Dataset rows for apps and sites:
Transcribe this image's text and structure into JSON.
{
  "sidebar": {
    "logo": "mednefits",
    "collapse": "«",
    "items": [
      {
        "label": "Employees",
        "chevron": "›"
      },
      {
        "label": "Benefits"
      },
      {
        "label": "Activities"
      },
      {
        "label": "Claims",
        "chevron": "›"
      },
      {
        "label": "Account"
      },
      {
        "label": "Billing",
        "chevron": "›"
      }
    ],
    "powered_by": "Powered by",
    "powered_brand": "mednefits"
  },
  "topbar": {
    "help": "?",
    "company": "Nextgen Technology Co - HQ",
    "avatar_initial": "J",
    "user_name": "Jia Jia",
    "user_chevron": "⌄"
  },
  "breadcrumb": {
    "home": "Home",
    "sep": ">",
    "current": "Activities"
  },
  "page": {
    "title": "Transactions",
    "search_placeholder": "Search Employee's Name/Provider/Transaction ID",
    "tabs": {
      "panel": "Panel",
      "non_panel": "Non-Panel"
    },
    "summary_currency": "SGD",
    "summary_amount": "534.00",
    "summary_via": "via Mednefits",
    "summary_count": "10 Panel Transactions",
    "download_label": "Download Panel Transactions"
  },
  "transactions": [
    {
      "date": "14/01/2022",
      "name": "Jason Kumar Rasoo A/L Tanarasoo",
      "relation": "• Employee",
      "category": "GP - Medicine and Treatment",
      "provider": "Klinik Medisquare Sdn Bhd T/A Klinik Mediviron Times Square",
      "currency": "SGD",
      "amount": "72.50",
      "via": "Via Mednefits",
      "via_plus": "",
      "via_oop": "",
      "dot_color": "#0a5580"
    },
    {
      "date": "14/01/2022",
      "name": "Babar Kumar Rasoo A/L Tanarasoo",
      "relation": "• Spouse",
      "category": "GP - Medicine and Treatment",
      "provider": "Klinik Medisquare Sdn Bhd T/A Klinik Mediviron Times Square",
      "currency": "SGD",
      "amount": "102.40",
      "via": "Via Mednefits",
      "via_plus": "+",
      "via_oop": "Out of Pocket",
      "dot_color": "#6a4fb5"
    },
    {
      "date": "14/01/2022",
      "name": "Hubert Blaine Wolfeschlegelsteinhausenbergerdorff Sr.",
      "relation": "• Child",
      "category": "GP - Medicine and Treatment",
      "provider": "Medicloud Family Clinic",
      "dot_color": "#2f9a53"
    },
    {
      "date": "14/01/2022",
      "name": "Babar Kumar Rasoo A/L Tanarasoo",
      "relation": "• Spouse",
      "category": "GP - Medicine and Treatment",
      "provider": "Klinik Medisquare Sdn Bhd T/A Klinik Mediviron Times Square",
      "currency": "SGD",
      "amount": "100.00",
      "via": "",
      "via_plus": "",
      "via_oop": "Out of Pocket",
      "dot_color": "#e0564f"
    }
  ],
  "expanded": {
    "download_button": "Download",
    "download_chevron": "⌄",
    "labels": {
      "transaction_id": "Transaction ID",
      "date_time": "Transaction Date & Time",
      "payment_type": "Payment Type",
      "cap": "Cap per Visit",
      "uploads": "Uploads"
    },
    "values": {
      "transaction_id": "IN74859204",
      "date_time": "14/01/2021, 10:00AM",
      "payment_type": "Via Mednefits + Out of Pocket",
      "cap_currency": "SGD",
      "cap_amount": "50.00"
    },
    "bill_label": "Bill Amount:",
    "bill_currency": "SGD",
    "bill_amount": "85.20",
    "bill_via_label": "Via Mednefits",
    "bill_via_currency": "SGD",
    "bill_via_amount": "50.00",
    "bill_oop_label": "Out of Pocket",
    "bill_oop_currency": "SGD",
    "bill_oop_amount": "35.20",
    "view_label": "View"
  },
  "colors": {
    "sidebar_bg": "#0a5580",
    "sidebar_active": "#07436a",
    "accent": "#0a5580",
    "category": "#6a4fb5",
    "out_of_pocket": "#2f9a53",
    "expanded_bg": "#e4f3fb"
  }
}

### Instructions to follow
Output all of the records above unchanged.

### Task solution
Transcribe this image's text and structure into JSON.
{
  "sidebar": {
    "logo": "mednefits",
    "collapse": "«",
    "items": [
      {
        "label": "Employees",
        "chevron": "›"
      },
      {
        "label": "Benefits"
      },
      {
        "label": "Activities"
      },
      {
        "label": "Claims",
        "chevron": "›"
      },
      {
        "label": "Account"
      },
      {
        "label": "Billing",
        "chevron": "›"
      }
    ],
    "powered_by": "Powered by",
    "powered_brand": "mednefits"
  },
  "topbar": {
    "help": "?",
    "company": "Nextgen Technology Co - HQ",
    "avatar_initial": "J",
    "user_name": "Jia Jia",
    "user_chevron": "⌄"
  },
  "breadcrumb": {
    "home": "Home",
    "sep": ">",
    "current": "Activities"
  },
  "page": {
    "title": "Transactions",
    "search_placeholder": "Search Employee's Name/Provider/Transaction ID",
    "tabs": {
      "panel": "Panel",
      "non_panel": "Non-Panel"
    },
    "summary_currency": "SGD",
    "summary_amount": "534.00",
    "summary_via": "via Mednefits",
    "summary_count": "10 Panel Transactions",
    "download_label": "Download Panel Transactions"
  },
  "transactions": [
    {
      "date": "14/01/2022",
      "name": "Jason Kumar Rasoo A/L Tanarasoo",
      "relation": "• Employee",
      "category": "GP - Medicine and Treatment",
      "provider": "Klinik Medisquare Sdn Bhd T/A Klinik Mediviron Times Square",
      "currency": "SGD",
      "amount": "72.50",
      "via": "Via Mednefits",
      "via_plus": "",
      "via_oop": "",
      "dot_color": "#0a5580"
    },
    {
      "date": "14/01/2022",
      "name": "Babar Kumar Rasoo A/L Tanarasoo",
      "relation": "• Spouse",
      "category": "GP - Medicine and Treatment",
      "provider": "Klinik Medisquare Sdn Bhd T/A Klinik Mediviron Times Square",
      "currency": "SGD",
      "amount": "102.40",
      "via": "Via Mednefits",
      "via_plus": "+",
      "via_oop": "Out of Pocket",
      "dot_color": "#6a4fb5"
    },
    {
      "date": "14/01/2022",
      "name": "Hubert Blaine Wolfeschlegelsteinhausenbergerdorff Sr.",
      "relation": "• Child",
      "category": "GP - Medicine and Treatment",
      "provider": "Medicloud Family Clinic",
      "dot_color": "#2f9a53"
    },
    {
      "date": "14/01/2022",
      "name": "Babar Kumar Rasoo A/L Tanarasoo",
      "relation": "• Spouse",
      "category": "GP - Medicine and Treatment",
      "provider": "Klinik Medisquare Sdn Bhd T/A Klinik Mediviron Times Square",
      "currency": "SGD",
      "amount": "100.00",
      "via": "",
      "via_plus": "",
      "via_oop": "Out of Pocket",
      "dot_color": "#e0564f"
    }
  ],
  "expanded": {
    "download_button": "Download",
    "download_chevron": "⌄",
    "labels": {
      "transaction_id": "Transaction ID",
      "date_time": "Transaction Date & Time",
      "payment_type": "Payment Type",
      "cap": "Cap per Visit",
      "uploads": "Uploads"
    },
    "values": {
      "transaction_id": "IN74859204",
      "date_time": "14/01/2021, 10:00AM",
      "payment_type": "Via Mednefits + Out of Pocket",
      "cap_currency": "SGD",
      "cap_amount": "50.00"
    },
    "bill_label": "Bill Amount:",
    "bill_currency": "SGD",
    "bill_amount": "85.20",
    "bill_via_label": "Via Mednefits",
    "bill_via_currency": "SGD",
    "bill_via_amount": "50.00",
    "bill_oop_label": "Out of Pocket",
    "bill_oop_currency": "SGD",
    "bill_oop_amount": "35.20",
    "view_label": "View"
  },
  "colors": {
    "sidebar_bg": "#0a5580",
    "sidebar_active": "#07436a",
    "accent": "#0a5580",
    "category": "#6a4fb5",
    "out_of_pocket": "#2f9a53",
    "expanded_bg": "#e4f3fb"
  }
}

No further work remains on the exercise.